(Component data from apps and pages)
========

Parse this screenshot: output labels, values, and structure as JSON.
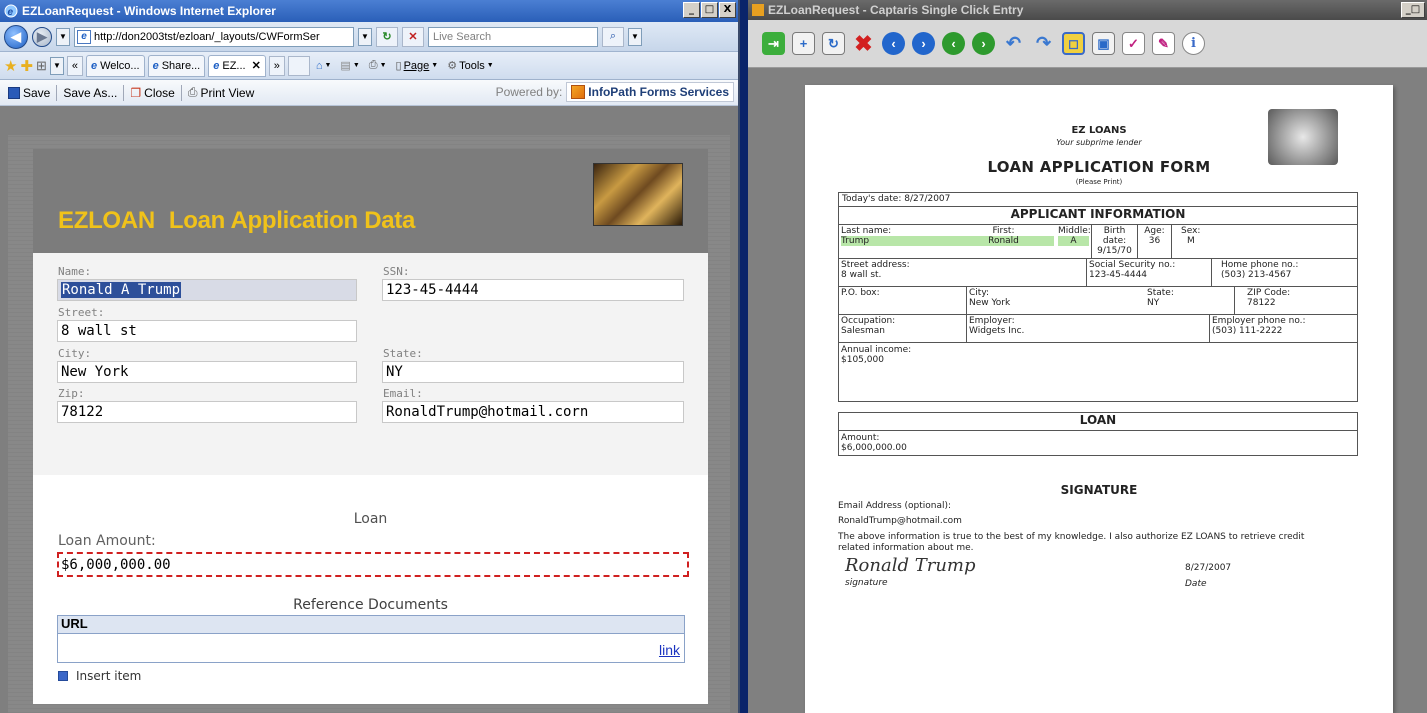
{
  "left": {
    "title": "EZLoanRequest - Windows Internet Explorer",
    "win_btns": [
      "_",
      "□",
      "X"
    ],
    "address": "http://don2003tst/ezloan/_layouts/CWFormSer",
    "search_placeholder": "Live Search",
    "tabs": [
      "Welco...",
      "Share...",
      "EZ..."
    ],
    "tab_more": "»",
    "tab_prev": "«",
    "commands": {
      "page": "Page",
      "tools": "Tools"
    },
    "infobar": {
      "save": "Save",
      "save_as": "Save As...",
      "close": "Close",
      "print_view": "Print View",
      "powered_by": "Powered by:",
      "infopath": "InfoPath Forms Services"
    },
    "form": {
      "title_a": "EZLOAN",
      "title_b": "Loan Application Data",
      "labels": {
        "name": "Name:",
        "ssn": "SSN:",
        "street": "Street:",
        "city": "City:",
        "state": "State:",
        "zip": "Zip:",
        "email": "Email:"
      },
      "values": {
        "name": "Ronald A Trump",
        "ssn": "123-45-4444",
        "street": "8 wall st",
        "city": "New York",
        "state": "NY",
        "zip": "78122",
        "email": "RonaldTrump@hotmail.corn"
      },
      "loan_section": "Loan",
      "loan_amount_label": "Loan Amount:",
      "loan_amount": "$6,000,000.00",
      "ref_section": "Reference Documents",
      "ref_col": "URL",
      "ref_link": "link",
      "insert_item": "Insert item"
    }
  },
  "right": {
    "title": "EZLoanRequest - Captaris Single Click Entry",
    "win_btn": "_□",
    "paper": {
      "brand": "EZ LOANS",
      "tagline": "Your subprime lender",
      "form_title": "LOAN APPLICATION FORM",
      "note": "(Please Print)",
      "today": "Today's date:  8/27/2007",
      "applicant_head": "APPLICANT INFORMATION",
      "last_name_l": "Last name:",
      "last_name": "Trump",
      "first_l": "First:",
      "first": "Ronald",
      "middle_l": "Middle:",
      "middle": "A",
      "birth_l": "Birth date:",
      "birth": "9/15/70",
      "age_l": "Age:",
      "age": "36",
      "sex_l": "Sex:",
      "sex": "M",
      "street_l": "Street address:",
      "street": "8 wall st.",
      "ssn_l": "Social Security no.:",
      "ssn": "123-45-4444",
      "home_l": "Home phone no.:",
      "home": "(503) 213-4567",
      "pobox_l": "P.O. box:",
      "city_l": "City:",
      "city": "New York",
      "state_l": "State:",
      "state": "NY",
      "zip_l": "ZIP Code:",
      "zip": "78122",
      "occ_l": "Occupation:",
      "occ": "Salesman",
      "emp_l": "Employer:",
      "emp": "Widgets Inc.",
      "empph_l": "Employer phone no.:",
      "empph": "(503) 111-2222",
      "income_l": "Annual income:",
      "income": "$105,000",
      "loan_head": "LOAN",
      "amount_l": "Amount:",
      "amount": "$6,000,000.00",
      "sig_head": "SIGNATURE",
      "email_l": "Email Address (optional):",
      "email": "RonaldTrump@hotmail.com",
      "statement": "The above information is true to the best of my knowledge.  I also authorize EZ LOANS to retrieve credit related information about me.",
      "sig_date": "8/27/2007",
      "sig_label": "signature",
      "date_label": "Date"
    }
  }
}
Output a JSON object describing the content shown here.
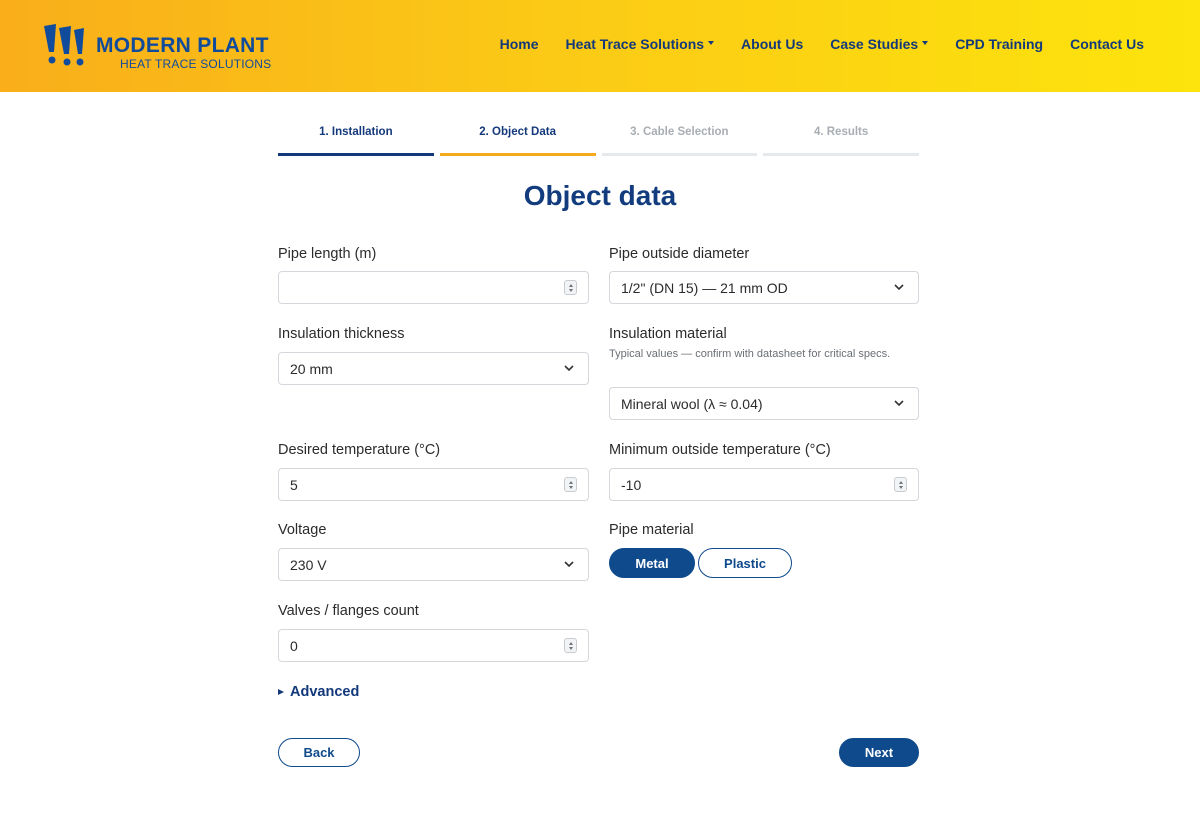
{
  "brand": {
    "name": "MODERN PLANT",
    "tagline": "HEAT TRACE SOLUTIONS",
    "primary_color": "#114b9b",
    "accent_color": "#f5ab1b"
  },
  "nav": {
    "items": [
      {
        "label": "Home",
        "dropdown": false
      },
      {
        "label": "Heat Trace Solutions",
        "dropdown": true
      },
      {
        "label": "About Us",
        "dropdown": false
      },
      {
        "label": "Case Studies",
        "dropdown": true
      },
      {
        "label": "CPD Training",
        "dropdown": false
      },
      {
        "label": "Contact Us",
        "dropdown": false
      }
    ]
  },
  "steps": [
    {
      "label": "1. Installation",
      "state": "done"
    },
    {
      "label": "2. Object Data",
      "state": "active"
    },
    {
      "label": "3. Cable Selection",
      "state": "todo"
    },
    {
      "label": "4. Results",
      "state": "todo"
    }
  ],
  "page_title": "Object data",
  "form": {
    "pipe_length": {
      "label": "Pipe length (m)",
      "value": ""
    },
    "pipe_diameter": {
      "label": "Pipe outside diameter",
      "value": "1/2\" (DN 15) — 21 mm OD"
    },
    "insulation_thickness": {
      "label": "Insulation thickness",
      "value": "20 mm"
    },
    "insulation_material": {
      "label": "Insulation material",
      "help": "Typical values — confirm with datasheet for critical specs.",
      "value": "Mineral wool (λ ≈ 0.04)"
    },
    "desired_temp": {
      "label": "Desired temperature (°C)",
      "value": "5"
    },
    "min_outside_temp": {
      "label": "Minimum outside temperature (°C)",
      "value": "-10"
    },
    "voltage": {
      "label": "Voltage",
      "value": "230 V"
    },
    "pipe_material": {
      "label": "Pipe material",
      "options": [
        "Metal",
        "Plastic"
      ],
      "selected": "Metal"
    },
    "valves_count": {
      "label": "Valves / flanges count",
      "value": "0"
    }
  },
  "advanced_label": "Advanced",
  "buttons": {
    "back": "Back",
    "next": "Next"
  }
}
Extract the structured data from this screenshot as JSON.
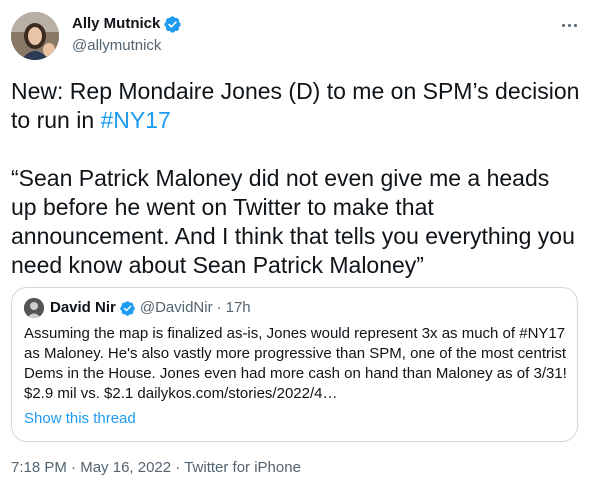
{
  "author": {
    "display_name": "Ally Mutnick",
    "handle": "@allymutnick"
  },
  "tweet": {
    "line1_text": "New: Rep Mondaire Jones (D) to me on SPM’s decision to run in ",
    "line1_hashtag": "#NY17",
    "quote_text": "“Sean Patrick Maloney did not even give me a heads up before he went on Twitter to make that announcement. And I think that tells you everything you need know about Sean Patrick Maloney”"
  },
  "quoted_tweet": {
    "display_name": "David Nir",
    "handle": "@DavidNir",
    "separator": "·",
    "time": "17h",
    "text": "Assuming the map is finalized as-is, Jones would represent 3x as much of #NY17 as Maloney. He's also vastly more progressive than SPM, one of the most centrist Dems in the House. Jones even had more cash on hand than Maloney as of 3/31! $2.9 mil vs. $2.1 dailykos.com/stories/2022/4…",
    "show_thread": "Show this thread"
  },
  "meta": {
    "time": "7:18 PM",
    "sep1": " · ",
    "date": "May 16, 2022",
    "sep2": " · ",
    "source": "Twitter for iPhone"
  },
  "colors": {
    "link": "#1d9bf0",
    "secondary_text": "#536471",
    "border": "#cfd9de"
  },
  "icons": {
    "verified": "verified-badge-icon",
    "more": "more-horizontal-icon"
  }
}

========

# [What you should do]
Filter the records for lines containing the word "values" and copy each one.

# [Task output]
Parse this screenshot: output labels, values, and structure as JSON.
      "values": {
      "help": "Typical values — confirm with datasheet for critical specs.",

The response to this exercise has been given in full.